|Hemanshu Kaul (UIUC Math)|
Small-world graphs - new random graph models
Abstract: We are interested in two basic parameters of a graph G: lG is the average distance between two vertices in the graph, and CG (the clustering coefficient) is the average density of the subgraphs induced by vertex neighborhoods. Naturally evolving massive networks like the social networks of acquaintances (used to model the spread of diseases, rumors, etc.), the internet, the power grid, airline traffic, etc., share common characteristics like short average distance and high clustering coefficient.

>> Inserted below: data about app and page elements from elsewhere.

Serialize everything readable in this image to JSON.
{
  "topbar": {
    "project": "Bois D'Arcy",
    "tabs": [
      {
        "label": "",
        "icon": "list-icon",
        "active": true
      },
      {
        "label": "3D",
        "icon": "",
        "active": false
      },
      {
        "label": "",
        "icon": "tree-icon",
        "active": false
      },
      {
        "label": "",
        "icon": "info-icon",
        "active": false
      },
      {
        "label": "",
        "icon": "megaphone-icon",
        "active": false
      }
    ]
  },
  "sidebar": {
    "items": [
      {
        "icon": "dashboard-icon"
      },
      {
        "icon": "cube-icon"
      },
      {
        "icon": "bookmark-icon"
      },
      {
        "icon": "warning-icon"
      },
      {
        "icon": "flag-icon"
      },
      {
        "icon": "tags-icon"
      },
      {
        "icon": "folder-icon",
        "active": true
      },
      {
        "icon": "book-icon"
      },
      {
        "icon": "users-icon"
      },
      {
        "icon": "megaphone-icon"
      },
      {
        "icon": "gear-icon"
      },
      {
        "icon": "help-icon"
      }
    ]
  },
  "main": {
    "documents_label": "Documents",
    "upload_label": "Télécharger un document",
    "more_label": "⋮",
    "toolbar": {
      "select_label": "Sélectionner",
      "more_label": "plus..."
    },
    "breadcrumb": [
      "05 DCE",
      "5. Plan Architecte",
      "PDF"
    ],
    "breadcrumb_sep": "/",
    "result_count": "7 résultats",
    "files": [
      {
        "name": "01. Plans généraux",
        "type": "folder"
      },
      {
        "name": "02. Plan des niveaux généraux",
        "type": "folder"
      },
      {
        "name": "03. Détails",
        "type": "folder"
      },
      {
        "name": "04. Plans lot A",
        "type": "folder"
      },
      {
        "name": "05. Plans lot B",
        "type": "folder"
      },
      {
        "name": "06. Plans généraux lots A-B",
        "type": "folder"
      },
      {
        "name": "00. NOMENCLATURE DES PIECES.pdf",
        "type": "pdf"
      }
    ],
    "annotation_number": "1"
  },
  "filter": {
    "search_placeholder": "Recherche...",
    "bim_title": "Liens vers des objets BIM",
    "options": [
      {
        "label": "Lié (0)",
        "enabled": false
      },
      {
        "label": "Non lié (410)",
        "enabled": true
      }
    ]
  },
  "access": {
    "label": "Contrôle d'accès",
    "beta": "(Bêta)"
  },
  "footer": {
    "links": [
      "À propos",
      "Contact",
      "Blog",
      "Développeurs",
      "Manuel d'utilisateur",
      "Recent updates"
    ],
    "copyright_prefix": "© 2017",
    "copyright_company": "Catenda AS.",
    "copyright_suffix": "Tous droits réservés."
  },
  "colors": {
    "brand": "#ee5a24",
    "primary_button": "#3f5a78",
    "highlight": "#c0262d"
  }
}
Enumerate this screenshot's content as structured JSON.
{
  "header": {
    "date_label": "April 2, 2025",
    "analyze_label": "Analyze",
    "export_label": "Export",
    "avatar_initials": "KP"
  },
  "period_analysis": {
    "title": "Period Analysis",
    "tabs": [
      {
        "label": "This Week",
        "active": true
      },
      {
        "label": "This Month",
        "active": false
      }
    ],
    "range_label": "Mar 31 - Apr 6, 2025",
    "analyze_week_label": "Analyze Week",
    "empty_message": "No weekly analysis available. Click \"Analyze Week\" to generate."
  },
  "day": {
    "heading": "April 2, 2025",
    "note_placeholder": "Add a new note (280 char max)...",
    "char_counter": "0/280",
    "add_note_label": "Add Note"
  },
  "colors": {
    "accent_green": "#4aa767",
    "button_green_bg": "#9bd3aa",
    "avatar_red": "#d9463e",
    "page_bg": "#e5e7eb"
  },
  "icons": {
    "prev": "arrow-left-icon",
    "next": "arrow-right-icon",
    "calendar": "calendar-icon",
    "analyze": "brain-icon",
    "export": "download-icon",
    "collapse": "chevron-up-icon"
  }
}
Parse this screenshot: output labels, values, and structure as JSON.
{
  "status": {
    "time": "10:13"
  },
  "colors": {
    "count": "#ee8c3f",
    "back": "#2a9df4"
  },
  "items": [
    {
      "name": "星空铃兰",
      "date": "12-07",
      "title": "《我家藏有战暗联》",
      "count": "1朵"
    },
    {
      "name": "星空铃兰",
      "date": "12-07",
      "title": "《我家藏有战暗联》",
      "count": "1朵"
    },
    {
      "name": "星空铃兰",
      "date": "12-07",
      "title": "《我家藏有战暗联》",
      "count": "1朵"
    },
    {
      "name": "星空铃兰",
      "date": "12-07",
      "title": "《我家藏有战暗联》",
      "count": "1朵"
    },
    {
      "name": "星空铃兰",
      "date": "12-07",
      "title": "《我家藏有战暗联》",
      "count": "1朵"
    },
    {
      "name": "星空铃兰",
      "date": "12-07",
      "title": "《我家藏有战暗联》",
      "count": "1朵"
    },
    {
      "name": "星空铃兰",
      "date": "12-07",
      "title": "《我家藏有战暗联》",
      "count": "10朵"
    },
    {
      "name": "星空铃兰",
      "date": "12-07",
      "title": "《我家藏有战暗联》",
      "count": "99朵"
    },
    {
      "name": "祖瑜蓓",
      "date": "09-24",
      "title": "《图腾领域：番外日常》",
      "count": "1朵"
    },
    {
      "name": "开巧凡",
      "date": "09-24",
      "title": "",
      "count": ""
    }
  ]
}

In the past, these networks have been modelled by the classical random graphs Gn,p, but Gn,p does not show any local clustering, making it a bad model for these networks. Recently, several random graph models have been proposed to incorporate the "small world effect" - average distance like that of the random graph, but much higher clustering coefficient. We will discuss some of these models and their properties.
In addition to the small world effect, some of the above mentioned networks, like the internet and telephone call graphs, have been observed to have the property that the number of vertices of degree k is proportional to k-c for some constant c > 0. Graphs having this property are called power law graphs. If time permits, we will also discuss some variations on Gn,p whose degree distribution follows the power law.